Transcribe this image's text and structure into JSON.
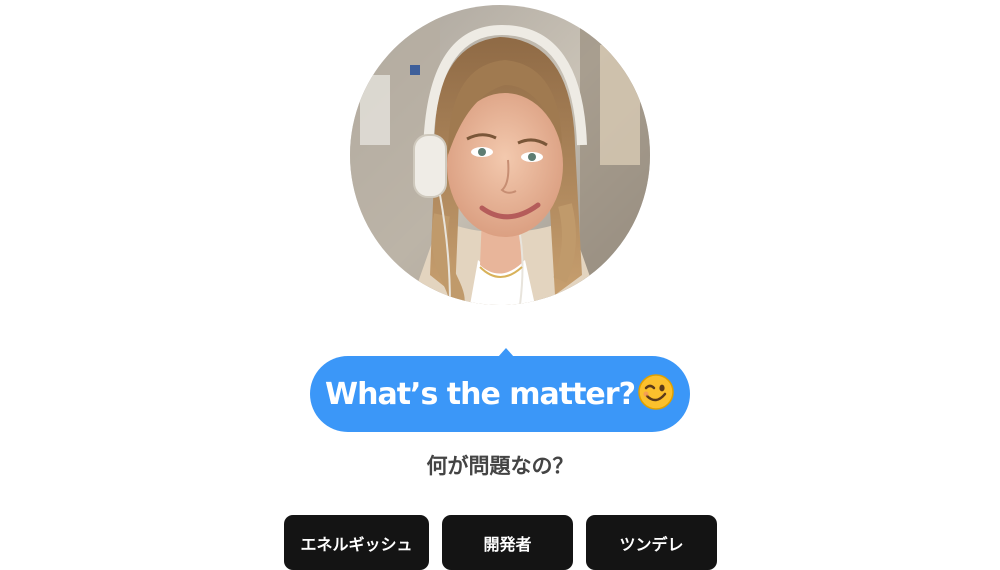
{
  "avatar": {
    "alt": "Smiling young woman with braided hair wearing white headphones on a city street",
    "icon": "profile-photo"
  },
  "bubble": {
    "text": "What’s the matter?",
    "emoji": "winking-face",
    "color": "#3b97f8"
  },
  "translation": "何が問題なの？",
  "chips": [
    {
      "label": "エネルギッシュ"
    },
    {
      "label": "開発者"
    },
    {
      "label": "ツンデレ"
    }
  ],
  "colors": {
    "chip_background": "#141414",
    "subtitle": "#444444"
  }
}
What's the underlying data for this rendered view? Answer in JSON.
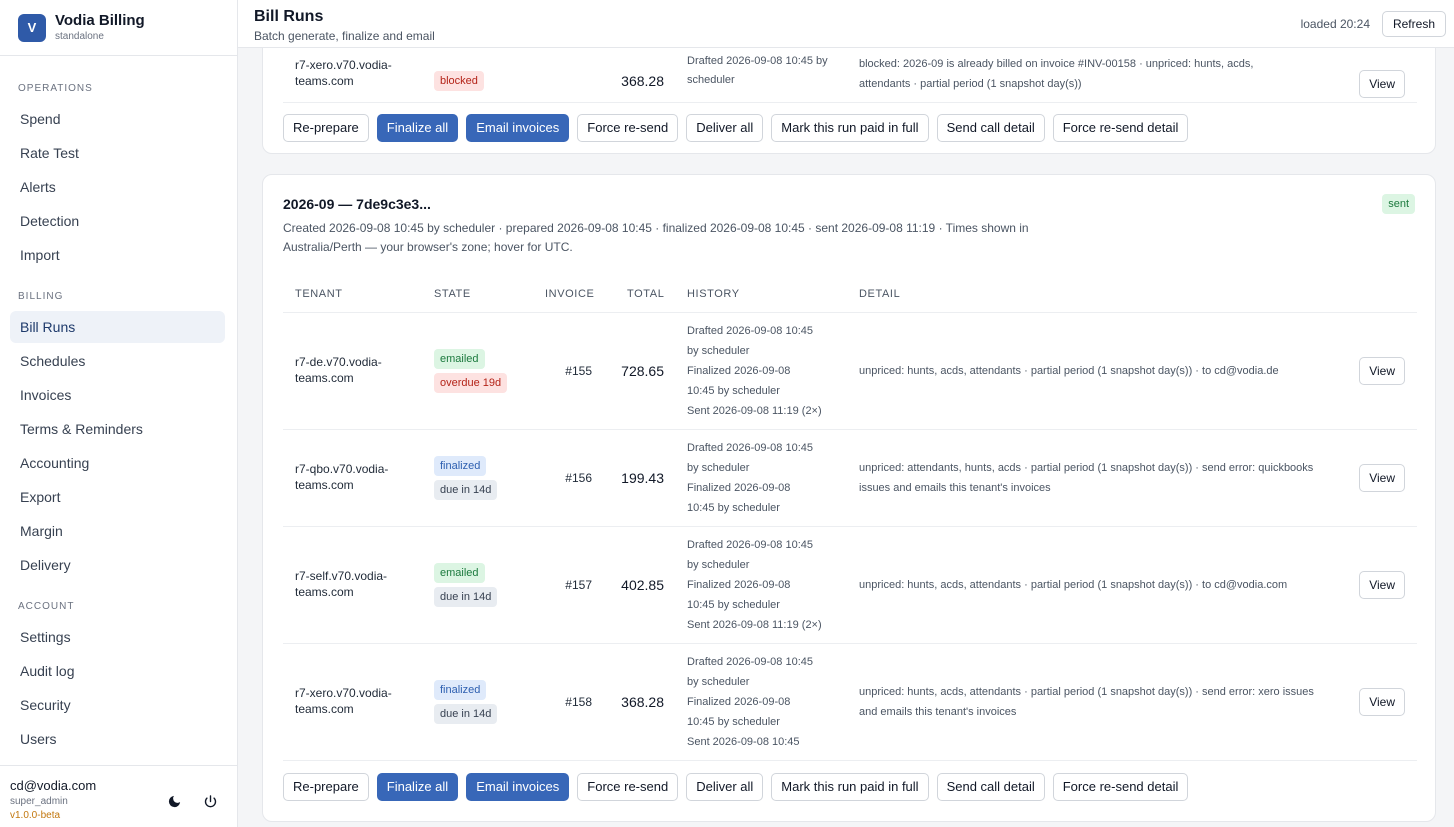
{
  "brand": {
    "logo": "V",
    "name": "Vodia Billing",
    "sub": "standalone"
  },
  "nav": {
    "operations_label": "OPERATIONS",
    "operations": [
      "Spend",
      "Rate Test",
      "Alerts",
      "Detection",
      "Import"
    ],
    "billing_label": "BILLING",
    "billing": [
      "Bill Runs",
      "Schedules",
      "Invoices",
      "Terms & Reminders",
      "Accounting",
      "Export",
      "Margin",
      "Delivery"
    ],
    "account_label": "ACCOUNT",
    "account": [
      "Settings",
      "Audit log",
      "Security",
      "Users"
    ],
    "active": "Bill Runs"
  },
  "user": {
    "email": "cd@vodia.com",
    "role": "super_admin",
    "version": "v1.0.0-beta"
  },
  "icons": {
    "theme": "moon-icon",
    "logout": "power-icon"
  },
  "header": {
    "title": "Bill Runs",
    "subtitle": "Batch generate, finalize and email",
    "loaded": "loaded 20:24",
    "refresh": "Refresh"
  },
  "actions": [
    "Re-prepare",
    "Finalize all",
    "Email invoices",
    "Force re-send",
    "Deliver all",
    "Mark this run paid in full",
    "Send call detail",
    "Force re-send detail"
  ],
  "prev_run": {
    "row": {
      "tenant": "r7-xero.v70.vodia-teams.com",
      "state": [
        "blocked"
      ],
      "total": "368.28",
      "history": [
        "Drafted 2026-09-08 10:45 by",
        "scheduler"
      ],
      "detail": "blocked: 2026-09 is already billed on invoice #INV-00158 · unpriced: hunts, acds, attendants · partial period (1 snapshot day(s))",
      "view": "View"
    }
  },
  "run": {
    "title": "2026-09 — 7de9c3e3...",
    "status": "sent",
    "meta": "Created 2026-09-08 10:45 by scheduler · prepared 2026-09-08 10:45 · finalized 2026-09-08 10:45 · sent 2026-09-08 11:19 · Times shown in Australia/Perth — your browser's zone; hover for UTC.",
    "columns": [
      "TENANT",
      "STATE",
      "INVOICE",
      "TOTAL",
      "HISTORY",
      "DETAIL"
    ],
    "rows": [
      {
        "tenant": "r7-de.v70.vodia-teams.com",
        "state": [
          "emailed",
          "overdue 19d"
        ],
        "invoice": "#155",
        "total": "728.65",
        "history": [
          "Drafted 2026-09-08 10:45",
          "by scheduler",
          "Finalized 2026-09-08",
          "10:45 by scheduler",
          "Sent 2026-09-08 11:19 (2×)"
        ],
        "detail": "unpriced: hunts, acds, attendants · partial period (1 snapshot day(s)) · to cd@vodia.de",
        "view": "View"
      },
      {
        "tenant": "r7-qbo.v70.vodia-teams.com",
        "state": [
          "finalized",
          "due in 14d"
        ],
        "invoice": "#156",
        "total": "199.43",
        "history": [
          "Drafted 2026-09-08 10:45",
          "by scheduler",
          "Finalized 2026-09-08",
          "10:45 by scheduler"
        ],
        "detail": "unpriced: attendants, hunts, acds · partial period (1 snapshot day(s)) · send error: quickbooks issues and emails this tenant's invoices",
        "view": "View"
      },
      {
        "tenant": "r7-self.v70.vodia-teams.com",
        "state": [
          "emailed",
          "due in 14d"
        ],
        "invoice": "#157",
        "total": "402.85",
        "history": [
          "Drafted 2026-09-08 10:45",
          "by scheduler",
          "Finalized 2026-09-08",
          "10:45 by scheduler",
          "Sent 2026-09-08 11:19 (2×)"
        ],
        "detail": "unpriced: hunts, acds, attendants · partial period (1 snapshot day(s)) · to cd@vodia.com",
        "view": "View"
      },
      {
        "tenant": "r7-xero.v70.vodia-teams.com",
        "state": [
          "finalized",
          "due in 14d"
        ],
        "invoice": "#158",
        "total": "368.28",
        "history": [
          "Drafted 2026-09-08 10:45",
          "by scheduler",
          "Finalized 2026-09-08",
          "10:45 by scheduler",
          "Sent 2026-09-08 10:45"
        ],
        "detail": "unpriced: hunts, acds, attendants · partial period (1 snapshot day(s)) · send error: xero issues and emails this tenant's invoices",
        "view": "View"
      }
    ]
  }
}
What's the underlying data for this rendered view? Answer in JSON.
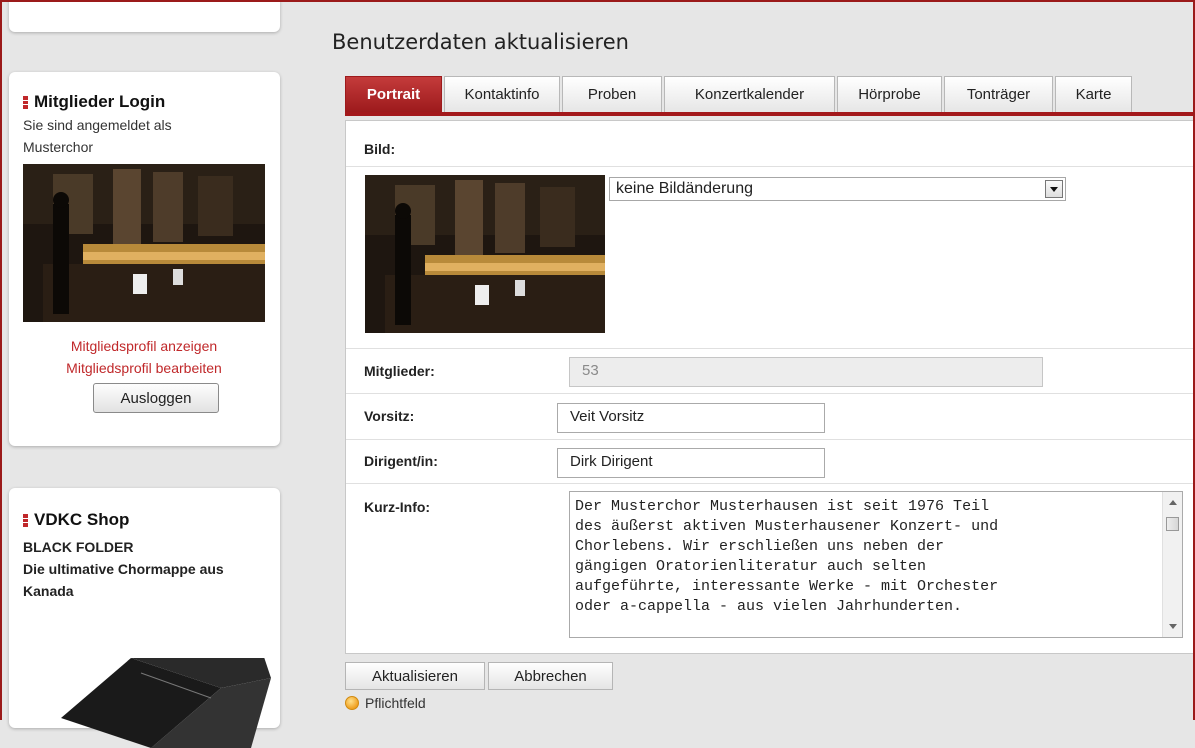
{
  "sidebar": {
    "login": {
      "title": "Mitglieder Login",
      "logged_in_text": "Sie sind angemeldet als Musterchor",
      "profile_show": "Mitgliedsprofil anzeigen",
      "profile_edit": "Mitgliedsprofil bearbeiten",
      "logout_label": "Ausloggen"
    },
    "shop": {
      "title": "VDKC Shop",
      "product_name": "BLACK FOLDER",
      "product_desc": "Die ultimative Chormappe aus Kanada"
    }
  },
  "main": {
    "title": "Benutzerdaten aktualisieren",
    "tabs": [
      {
        "label": "Portrait",
        "active": true
      },
      {
        "label": "Kontaktinfo",
        "active": false
      },
      {
        "label": "Proben",
        "active": false
      },
      {
        "label": "Konzertkalender",
        "active": false
      },
      {
        "label": "Hörprobe",
        "active": false
      },
      {
        "label": "Tonträger",
        "active": false
      },
      {
        "label": "Karte",
        "active": false
      }
    ],
    "form": {
      "image_label": "Bild:",
      "image_select_value": "keine Bildänderung",
      "members_label": "Mitglieder:",
      "members_value": "53",
      "chair_label": "Vorsitz:",
      "chair_value": "Veit Vorsitz",
      "conductor_label": "Dirigent/in:",
      "conductor_value": "Dirk Dirigent",
      "info_label": "Kurz-Info:",
      "info_value": "Der Musterchor Musterhausen ist seit 1976 Teil\ndes äußerst aktiven Musterhausener Konzert- und\nChorlebens. Wir erschließen uns neben der\ngängigen Oratorienliteratur auch selten\naufgeführte, interessante Werke - mit Orchester\noder a-cappella - aus vielen Jahrhunderten."
    },
    "buttons": {
      "update_label": "Aktualisieren",
      "cancel_label": "Abbrechen"
    },
    "required_note": "Pflichtfeld"
  },
  "colors": {
    "accent": "#a3181b",
    "link": "#c0282a"
  }
}
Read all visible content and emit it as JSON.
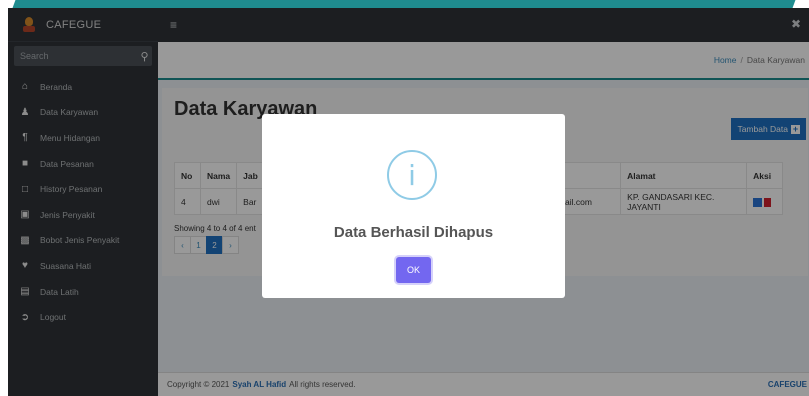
{
  "app": {
    "brand": "CAFEGUE"
  },
  "sidebar": {
    "search_placeholder": "Search",
    "items": [
      {
        "icon": "home-icon",
        "label": "Beranda"
      },
      {
        "icon": "user-icon",
        "label": "Data Karyawan"
      },
      {
        "icon": "utensils-icon",
        "label": "Menu Hidangan"
      },
      {
        "icon": "file-icon",
        "label": "Data Pesanan"
      },
      {
        "icon": "clipboard-icon",
        "label": "History Pesanan"
      },
      {
        "icon": "medkit-icon",
        "label": "Jenis Penyakit"
      },
      {
        "icon": "weight-icon",
        "label": "Bobot Jenis Penyakit"
      },
      {
        "icon": "heart-icon",
        "label": "Suasana Hati"
      },
      {
        "icon": "monitor-icon",
        "label": "Data Latih"
      },
      {
        "icon": "logout-icon",
        "label": "Logout"
      }
    ]
  },
  "breadcrumb": {
    "home": "Home",
    "sep": "/",
    "current": "Data Karyawan"
  },
  "page": {
    "title": "Data Karyawan",
    "add_button": "Tambah Data"
  },
  "table": {
    "headers": {
      "no": "No",
      "nama": "Nama",
      "jab": "Jab",
      "alamat": "Alamat",
      "aksi": "Aksi"
    },
    "rows": [
      {
        "no": "4",
        "nama": "dwi",
        "jab": "Bar",
        "email": "28@gmail.com",
        "alamat": "KP. GANDASARI KEC. JAYANTI"
      }
    ]
  },
  "showing": "Showing 4 to 4 of 4 ent",
  "pagination": [
    "‹",
    "1",
    "2",
    "›"
  ],
  "footer": {
    "prefix": "Copyright © 2021",
    "author": "Syah AL Hafid",
    "suffix": "All rights reserved.",
    "right": "CAFEGUE"
  },
  "dialog": {
    "icon": "info-icon",
    "title": "Data Berhasil Dihapus",
    "ok": "OK"
  },
  "colors": {
    "sidebar_bg": "#2f3337",
    "accent": "#1f70c1",
    "ok_button": "#7367f0",
    "info": "#8fcbe6"
  }
}
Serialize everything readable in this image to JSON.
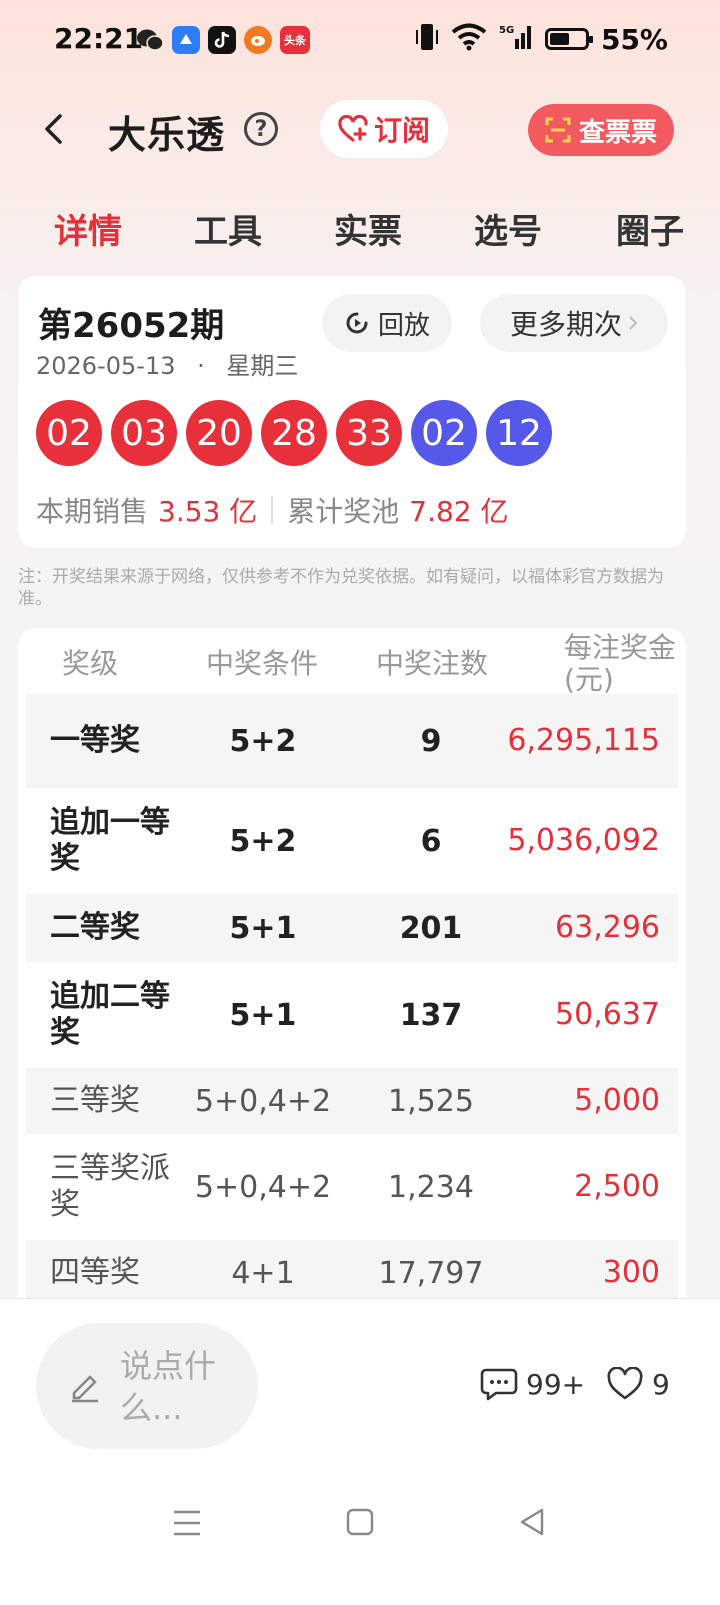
{
  "status_bar": {
    "time": "22:21",
    "battery_pct": "55%",
    "battery_level": 0.55,
    "network": "5G",
    "app_icons": [
      "wechat-icon",
      "cloud-app-icon",
      "tiktok-icon",
      "weibo-icon",
      "toutiao-icon"
    ],
    "toutiao_label": "头条"
  },
  "header": {
    "title": "大乐透",
    "help": "?",
    "subscribe_label": "订阅",
    "check_ticket_label": "查票票"
  },
  "tabs": [
    {
      "label": "详情",
      "active": true
    },
    {
      "label": "工具",
      "active": false
    },
    {
      "label": "实票",
      "active": false
    },
    {
      "label": "选号",
      "active": false
    },
    {
      "label": "圈子",
      "active": false
    }
  ],
  "draw": {
    "issue": "第26052期",
    "date": "2026-05-13",
    "dot": "·",
    "weekday": "星期三",
    "replay_label": "回放",
    "more_label": "更多期次",
    "red_balls": [
      "02",
      "03",
      "20",
      "28",
      "33"
    ],
    "blue_balls": [
      "02",
      "12"
    ],
    "sales_label": "本期销售",
    "sales_value": "3.53 亿",
    "pool_label": "累计奖池",
    "pool_value": "7.82 亿"
  },
  "note": "注：开奖结果来源于网络，仅供参考不作为兑奖依据。如有疑问，以福体彩官方数据为准。",
  "prize_table": {
    "headers": [
      "奖级",
      "中奖条件",
      "中奖注数",
      "每注奖金(元)"
    ],
    "rows": [
      {
        "level": "一等奖",
        "condition": "5+2",
        "count": "9",
        "amount": "6,295,115"
      },
      {
        "level": "追加一等奖",
        "condition": "5+2",
        "count": "6",
        "amount": "5,036,092"
      },
      {
        "level": "二等奖",
        "condition": "5+1",
        "count": "201",
        "amount": "63,296"
      },
      {
        "level": "追加二等奖",
        "condition": "5+1",
        "count": "137",
        "amount": "50,637"
      },
      {
        "level": "三等奖",
        "condition": "5+0,4+2",
        "count": "1,525",
        "amount": "5,000"
      },
      {
        "level": "三等奖派奖",
        "condition": "5+0,4+2",
        "count": "1,234",
        "amount": "2,500"
      },
      {
        "level": "四等奖",
        "condition": "4+1",
        "count": "17,797",
        "amount": "300"
      }
    ]
  },
  "bottom_bar": {
    "comment_placeholder": "说点什么...",
    "comment_count": "99+",
    "like_count": "9"
  },
  "colors": {
    "accent_red": "#e3303a",
    "ball_red": "#e8303a",
    "ball_blue": "#5558e8",
    "check_btn": "#f25a60"
  }
}
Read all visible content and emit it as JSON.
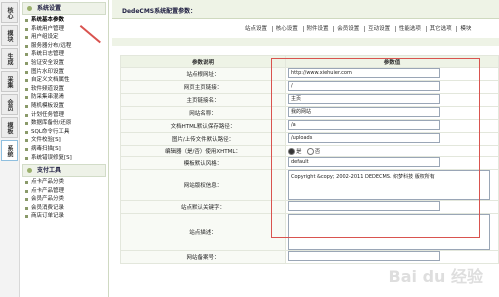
{
  "leftnav": [
    "核心",
    "模块",
    "生成",
    "采集",
    "会员",
    "模板",
    "系统"
  ],
  "menu": {
    "groups": [
      {
        "title": "系统设置",
        "items": [
          "系统基本参数",
          "系统用户管理",
          "用户组设定",
          "服务器分布/远程",
          "系统日志管理",
          "验证安全设置",
          "图片水印设置",
          "自定义文档属性",
          "软件频道设置",
          "防采集串混淆",
          "随机模板设置",
          "计划任务管理",
          "数据库备份/还原",
          "SQL命令行工具",
          "文件校验[S]",
          "病毒扫描[S]",
          "系统错误修复[S]"
        ]
      },
      {
        "title": "支付工具",
        "items": [
          "点卡产品分类",
          "点卡产品管理",
          "会员产品分类",
          "会员消费记录",
          "商店订单记录"
        ]
      }
    ],
    "active": "系统基本参数"
  },
  "header": {
    "title": "DedeCMS系统配置参数："
  },
  "tabs": [
    "站点设置",
    "核心设置",
    "附件设置",
    "会员设置",
    "互动设置",
    "性能选项",
    "其它选项",
    "模块"
  ],
  "table": {
    "col_label": "参数说明",
    "col_value": "参数值",
    "rows": [
      {
        "label": "站点根网址：",
        "value": "http://www.xiehuier.com"
      },
      {
        "label": "网页主页链接：",
        "value": "/"
      },
      {
        "label": "主页链接名：",
        "value": "主页"
      },
      {
        "label": "网站名称：",
        "value": "我的网站"
      },
      {
        "label": "文档HTML默认保存路径：",
        "value": "/a"
      },
      {
        "label": "图片/上传文件默认路径：",
        "value": "/uploads"
      },
      {
        "label": "编辑器（是/否）使用XHTML：",
        "value": "",
        "radio": [
          "是",
          "否"
        ]
      },
      {
        "label": "模板默认风格：",
        "value": "default"
      },
      {
        "label": "网站版权信息：",
        "value": "Copyright &copy; 2002-2011 DEDECMS. 织梦科技 版权所有"
      },
      {
        "label": "站点默认关键字：",
        "value": ""
      },
      {
        "label": "站点描述：",
        "value": ""
      },
      {
        "label": "网站备案号：",
        "value": ""
      }
    ]
  },
  "watermark": "Bai du 经验"
}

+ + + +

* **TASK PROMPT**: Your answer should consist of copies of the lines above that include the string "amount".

* **EXERCISE ANSWER**:
        "amount": "6,295,115"
        "amount": "5,036,092"
        "amount": "63,296"
        "amount": "50,637"
        "amount": "5,000"
        "amount": "2,500"
        "amount": "300"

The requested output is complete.